“Gavin Newsom has been a great player on our team,” said Sonja Eddings Brown, spokeswoman for Protect Marriage California, a group that has been leading the “Yes on 8” campaign.

Pollsters say that fueling the rise in support for Proposition 8 is an advertising blitz heavily bankrolled by the Mormon Church, which suggests, among other things, that if Proposition 8 doesn’t pass then schoolchildren will be indoctrinated about gay marriage.

Between 30% and 40% of the $25.5 million in donations raised as of last week by the “Yes” campaign has come from the Utah-based Church of Jesus Christ of Latter-day Saints, supporters of the measure say. “Yes” campaigners say the Mormons are just one of many religious groups that support the ban.

Officials in San Francisco — a national pioneer in recognizing gay marriages — have come out strongly against the Mormon Church’s campaign. “This is a blood feud on their part,” said Therese Stewart, chief deputy city attorney of San Francisco.

[Marriage]

A Mormon Church spokesman said it is acting only as a part of a broad coalition of groups opposed to gay marriage. “The campaign has had the support of over 60,000 individual contributors, the majority of which are not Mormons,” Mormon spokesman Michael Purdy said in a statement. Mormon leaders, on the church’s official Web site, ask their followers to support the California ballot measure to reinforce church teachings that “marriage between a man and a woman is ordained of God.”

Proposition 8 opponents are scrambling to turn back the tide. They have raised about $20 million by enlisting powerful allies such as the state teachers and nurses unions. The “No” campaign also is unleashing its own attack ads. “Unfair, Unnecessary, and Wrong,” says one new ad, which calls attention to a wave of newspaper, union and other endorsements against the measure.

Proposition 8 draws its heaviest support in Republican strongholds such as the Central Valley and Inland Empire of Southern California, according to recent polls. Its biggest opposition is coming from Democratic bastions such as San Francisco and Los Angeles along the coast.

But two Democratic constituencies — African-Americans and Latinos — are leaning toward the ban. Among likely black voters, 58% supported Proposition 8 compared with 38% who opposed it in the most recent Survey USA poll. Among Latinos, 47% supported the proposition while 41% opposed it; white voters were nearly evenly split.

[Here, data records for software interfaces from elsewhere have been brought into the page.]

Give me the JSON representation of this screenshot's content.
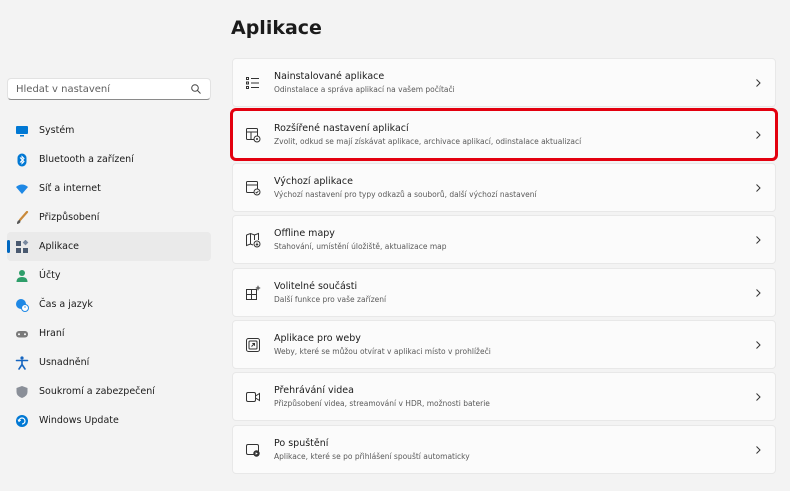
{
  "page": {
    "title": "Aplikace"
  },
  "search": {
    "placeholder": "Hledat v nastavení"
  },
  "sidebar": {
    "items": [
      {
        "label": "Systém",
        "icon": "monitor-icon",
        "color": "#0078d4"
      },
      {
        "label": "Bluetooth a zařízení",
        "icon": "bluetooth-icon",
        "color": "#0078d4"
      },
      {
        "label": "Síť a internet",
        "icon": "wifi-icon",
        "color": "#1e88e5"
      },
      {
        "label": "Přizpůsobení",
        "icon": "brush-icon",
        "color": "#c98a3a"
      },
      {
        "label": "Aplikace",
        "icon": "apps-icon",
        "color": "#4a5a70",
        "active": true
      },
      {
        "label": "Účty",
        "icon": "person-icon",
        "color": "#2e9e6a"
      },
      {
        "label": "Čas a jazyk",
        "icon": "globe-clock-icon",
        "color": "#1e88e5"
      },
      {
        "label": "Hraní",
        "icon": "gamepad-icon",
        "color": "#7a7a7a"
      },
      {
        "label": "Usnadnění",
        "icon": "accessibility-icon",
        "color": "#1565c0"
      },
      {
        "label": "Soukromí a zabezpečení",
        "icon": "shield-icon",
        "color": "#8a8f98"
      },
      {
        "label": "Windows Update",
        "icon": "update-icon",
        "color": "#0078d4"
      }
    ]
  },
  "cards": [
    {
      "title": "Nainstalované aplikace",
      "subtitle": "Odinstalace a správa aplikací na vašem počítači",
      "icon": "list-icon"
    },
    {
      "title": "Rozšířené nastavení aplikací",
      "subtitle": "Zvolit, odkud se mají získávat aplikace, archivace aplikací, odinstalace aktualizací",
      "icon": "app-settings-icon",
      "highlight": true
    },
    {
      "title": "Výchozí aplikace",
      "subtitle": "Výchozí nastavení pro typy odkazů a souborů, další výchozí nastavení",
      "icon": "default-apps-icon"
    },
    {
      "title": "Offline mapy",
      "subtitle": "Stahování, umístění úložiště, aktualizace map",
      "icon": "map-icon"
    },
    {
      "title": "Volitelné součásti",
      "subtitle": "Další funkce pro vaše zařízení",
      "icon": "add-feature-icon"
    },
    {
      "title": "Aplikace pro weby",
      "subtitle": "Weby, které se můžou otvírat v aplikaci místo v prohlížeči",
      "icon": "open-in-app-icon"
    },
    {
      "title": "Přehrávání videa",
      "subtitle": "Přizpůsobení videa, streamování v HDR, možnosti baterie",
      "icon": "video-icon"
    },
    {
      "title": "Po spuštění",
      "subtitle": "Aplikace, které se po přihlášení spouští automaticky",
      "icon": "startup-icon"
    }
  ]
}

The reason, “Yes” officials say, is that church attendance is strong in many minority communities.

As a result, both sides are lobbying to corral votes in minority neighborhoods. Tuesday, for instance, African-American leaders in Oakland and Los Angeles held news conferences opposing the ban. The same day, other African-American leaders in those cities came out in support of Proposition 8.

Write to Jim Carlton at jim.carlton@wsj.com